Starbucks is investing $25 million in mobile payment venture Square, and will allow customers to use a Pay with Square smartphone application to buy coffee at its retail stores starting this fall, the companies announced Wednesday.
As part of the deal, Square will process credit and debit card transactions at Starbucks stores, a move that will reduce credit card processing costs for Starbucks while expanding Square's scale, the companies said in a statement.
Square said that more than 2 million small business customers currently pay it a standard 2.75% processing when customers swipe credit and debit cards through a stamp-sized card reader that can be plugged into a smartphone to send transaction data wirelessly.
The Square process is an alternative to mobile payment systems like Google Wallet and the coming ISIS network, which will focus on smartphones equipped with NearField Communications chips to transmit data to an NFC terminal in a store to process a transaction.
Apple is also reported to be developing a mobile payment app for the coming iPhone 5. The new Apple smartphone will rely on Bluetooth 4.0 technology to transfer payments.
Starbucks already offers optical barcode scanning of smartphones on the iOS and Android platforms at 7,000 store for customers using a Starbucks card. The coffee maker has raised concerns in the past that NFC technology won't be implemented fast enough to serve its mushrooming mobile payment needs.
Square is able to charge small businesses lower transaction costs than conventional payment systems because of agreements it has with banks and credit card companies, analysts said.
Because the Square technology provides banks with access to more small businesses, they can offer the lower transaction rates. Traditionally, banks charge businesses between 1.5% to 12% of each transaction, depending on the size of the business.
The transactions costs are known as interchange fees.
Starbucks customers won't have to swipe a credit card through a small Square card reader connected to a smartphone or other device to buy coffee. Instead, they will need to download a Pay with Square application to an iPhone or Android device. When the application is opened, the customer touches a tab and a two-dimensional barcode will appear that can be scanned at the Starbucks counter, a Starbucks spokesman explained.
Starbucks struck a decidedly progressive tone in its statement about its partnership with Square.
CEO Howard Schultz, who will join the Square board of directors noted: "Because Square's revolutionary technology allows anyone to accept credit and debit cards, it gives entrepreneurs an essential tool to jump-start their business while providing existing small companies access to new customers. This development can play a vital role in spurring small business growth and hiring."
The partnership also means that customers will eventually be able to use the Square Directory from their mobile devices to find other nearby small businesses using the technology.
Starbucks didn't disclose how much it expects the new technology can cut its credit and debit card transaction costs.

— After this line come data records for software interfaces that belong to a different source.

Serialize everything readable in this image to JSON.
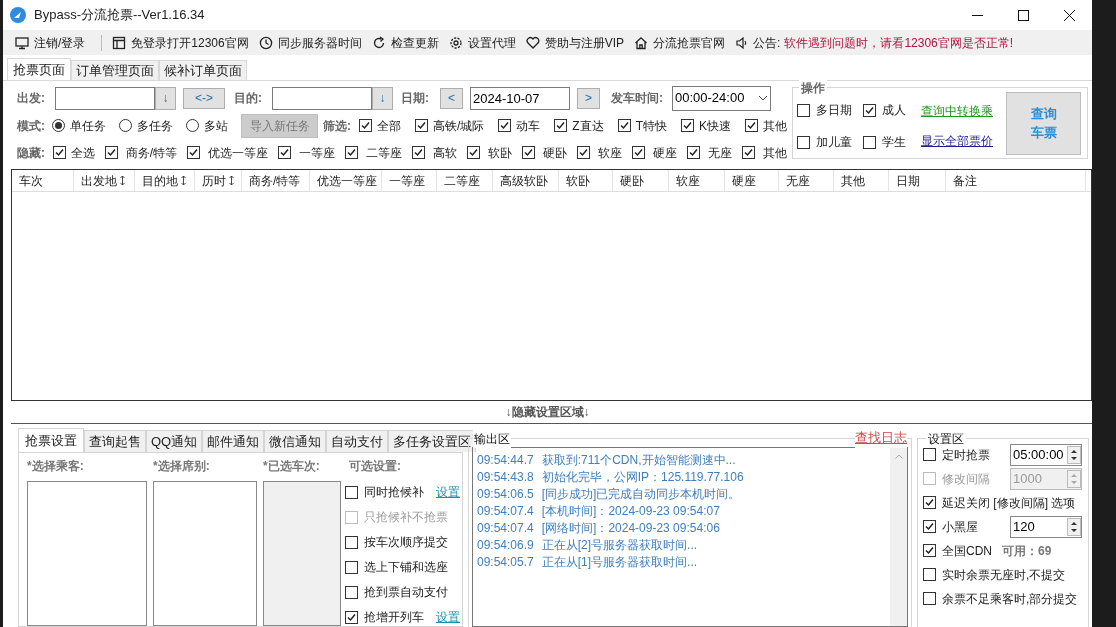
{
  "window": {
    "title": "Bypass-分流抢票--Ver1.16.34"
  },
  "toolbar": [
    {
      "kind": "monitor",
      "label": "注销/登录"
    },
    {
      "kind": "window",
      "label": "免登录打开12306官网"
    },
    {
      "kind": "clock",
      "label": "同步服务器时间"
    },
    {
      "kind": "refresh",
      "label": "检查更新"
    },
    {
      "kind": "gear",
      "label": "设置代理"
    },
    {
      "kind": "heart",
      "label": "赞助与注册VIP"
    },
    {
      "kind": "home",
      "label": "分流抢票官网"
    }
  ],
  "notice": {
    "label": "公告:",
    "text": "软件遇到问题时，请看12306官网是否正常!"
  },
  "tabs": [
    {
      "label": "抢票页面",
      "selected": true
    },
    {
      "label": "订单管理页面",
      "selected": false
    },
    {
      "label": "候补订单页面",
      "selected": false
    }
  ],
  "route": {
    "from_label": "出发:",
    "from_button": "↓",
    "swap_button": "<->",
    "to_label": "目的:",
    "to_button": "↓",
    "date_label": "日期:",
    "prev_button": "<",
    "date": "2024-10-07",
    "next_button": ">",
    "time_label": "发车时间:",
    "time": "00:00-24:00"
  },
  "mode": {
    "label": "模式:",
    "options": [
      {
        "label": "单任务",
        "selected": true
      },
      {
        "label": "多任务",
        "selected": false
      },
      {
        "label": "多站",
        "selected": false
      }
    ],
    "import_button": "导入新任务"
  },
  "filter": {
    "label": "筛选:",
    "items": [
      {
        "label": "全部",
        "checked": true
      },
      {
        "label": "高铁/城际",
        "checked": true
      },
      {
        "label": "动车",
        "checked": true
      },
      {
        "label": "Z直达",
        "checked": true
      },
      {
        "label": "T特快",
        "checked": true
      },
      {
        "label": "K快速",
        "checked": true
      },
      {
        "label": "其他",
        "checked": true
      }
    ]
  },
  "hide": {
    "label": "隐藏:",
    "items": [
      {
        "label": "全选",
        "checked": true
      },
      {
        "label": "商务/特等",
        "checked": true
      },
      {
        "label": "优选一等座",
        "checked": true
      },
      {
        "label": "一等座",
        "checked": true
      },
      {
        "label": "二等座",
        "checked": true
      },
      {
        "label": "高软",
        "checked": true
      },
      {
        "label": "软卧",
        "checked": true
      },
      {
        "label": "硬卧",
        "checked": true
      },
      {
        "label": "软座",
        "checked": true
      },
      {
        "label": "硬座",
        "checked": true
      },
      {
        "label": "无座",
        "checked": true
      },
      {
        "label": "其他",
        "checked": true
      }
    ]
  },
  "operations": {
    "title": "操作",
    "options": [
      {
        "label": "多日期",
        "checked": false
      },
      {
        "label": "成人",
        "checked": true
      },
      {
        "label": "加儿童",
        "checked": false
      },
      {
        "label": "学生",
        "checked": false
      }
    ],
    "links": [
      {
        "label": "查询中转换乘",
        "color": "#1a9c1a"
      },
      {
        "label": "显示全部票价",
        "color": "#1f1f8f"
      }
    ],
    "query_button": [
      "查询",
      "车票"
    ]
  },
  "table": {
    "columns": [
      {
        "label": "车次",
        "sortable": false
      },
      {
        "label": "出发地",
        "sortable": true
      },
      {
        "label": "目的地",
        "sortable": true
      },
      {
        "label": "历时",
        "sortable": true
      },
      {
        "label": "商务/特等",
        "sortable": false
      },
      {
        "label": "优选一等座",
        "sortable": false
      },
      {
        "label": "一等座",
        "sortable": false
      },
      {
        "label": "二等座",
        "sortable": false
      },
      {
        "label": "高级软卧",
        "sortable": false
      },
      {
        "label": "软卧",
        "sortable": false
      },
      {
        "label": "硬卧",
        "sortable": false
      },
      {
        "label": "软座",
        "sortable": false
      },
      {
        "label": "硬座",
        "sortable": false
      },
      {
        "label": "无座",
        "sortable": false
      },
      {
        "label": "其他",
        "sortable": false
      },
      {
        "label": "日期",
        "sortable": false
      },
      {
        "label": "备注",
        "sortable": false
      }
    ]
  },
  "hide_settings": "↓隐藏设置区域↓",
  "settings_tabs": [
    {
      "label": "抢票设置",
      "selected": true
    },
    {
      "label": "查询起售",
      "selected": false
    },
    {
      "label": "QQ通知",
      "selected": false
    },
    {
      "label": "邮件通知",
      "selected": false
    },
    {
      "label": "微信通知",
      "selected": false
    },
    {
      "label": "自动支付",
      "selected": false
    },
    {
      "label": "多任务设置区",
      "selected": false
    }
  ],
  "grab": {
    "passengers_label": "*选择乘客:",
    "seats_label": "*选择席别:",
    "trains_label": "*已选车次:",
    "options_label": "可选设置:",
    "options": [
      {
        "label": "同时抢候补",
        "checked": false,
        "disabled": false,
        "link": "设置"
      },
      {
        "label": "只抢候补不抢票",
        "checked": false,
        "disabled": true
      },
      {
        "label": "按车次顺序提交",
        "checked": false,
        "disabled": false
      },
      {
        "label": "选上下铺和选座",
        "checked": false,
        "disabled": false
      },
      {
        "label": "抢到票自动支付",
        "checked": false,
        "disabled": false
      },
      {
        "label": "抢增开列车",
        "checked": true,
        "disabled": false,
        "link": "设置"
      }
    ]
  },
  "output": {
    "title": "输出区",
    "link": "查找日志",
    "lines": [
      {
        "time": "09:54:44.7",
        "text": "获取到:711个CDN,开始智能测速中..."
      },
      {
        "time": "09:54:43.8",
        "text": "初始化完毕，公网IP：125.119.77.106"
      },
      {
        "time": "09:54:06.5",
        "text": "[同步成功]已完成自动同步本机时间。"
      },
      {
        "time": "09:54:07.4",
        "text": "[本机时间]：2024-09-23 09:54:07"
      },
      {
        "time": "09:54:07.4",
        "text": "[网络时间]：2024-09-23 09:54:06"
      },
      {
        "time": "09:54:06.9",
        "text": "正在从[2]号服务器获取时间..."
      },
      {
        "time": "09:54:05.7",
        "text": "正在从[1]号服务器获取时间..."
      }
    ]
  },
  "settings": {
    "title": "设置区",
    "items": [
      {
        "kind": "spinner",
        "label": "定时抢票",
        "checked": false,
        "value": "05:00:00",
        "disabled": false
      },
      {
        "kind": "spinner",
        "label": "修改间隔",
        "checked": false,
        "value": "1000",
        "disabled": true
      },
      {
        "kind": "plain",
        "label": "延迟关闭 [修改间隔] 选项",
        "checked": true
      },
      {
        "kind": "spinner",
        "label": "小黑屋",
        "checked": true,
        "value": "120",
        "disabled": false
      },
      {
        "kind": "note",
        "label": "全国CDN",
        "checked": true,
        "note": "可用：69"
      },
      {
        "kind": "plain",
        "label": "实时余票无座时,不提交",
        "checked": false
      },
      {
        "kind": "plain",
        "label": "余票不足乘客时,部分提交",
        "checked": false
      }
    ]
  }
}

Cutting interchange fees paid to banks is a key issue for many large and small retailers, some who have taken banks to court over the fees, Gartner analyst Avivah Litan said recently.
The Home Depot recently deployed PayPal payment system on terminals at nearly 2,000 U.S. stores. The system allows Home Depot customers to enter a mobile phone number and PIN to make a payment, instead of using a credit card.
A Home Depot spokesman said in July that the PayPal technology was installed in part to lower what he called "abusive" interchange fees.
Jeff Kagan, an independent analyst, said that the $25 million investment by Starbucks in Square shows that "mobile payments will be very important going forward [and] Starbucks will play a role in that world."
For customers, he added, "it's exciting to be on the cutting edge using this new technology."
In a blog post, Litan said the Starbucks and Square partnership will be significant.
"We finally have a killer app for a mobile wallet and we finally have strong mobile payment competitors taking on the legacy credit card payment networks," Litan wrote. "Just what free market competition is supposed to encourage."
Matt Hamblen covers mobile and wireless, smartphones and other handhelds, and wireless networking for Computerworld. Follow Matt on Twitter at @matthamblen, or subscribe to Matt's RSS feed . His e-mail address is firstname.lastname@example.org.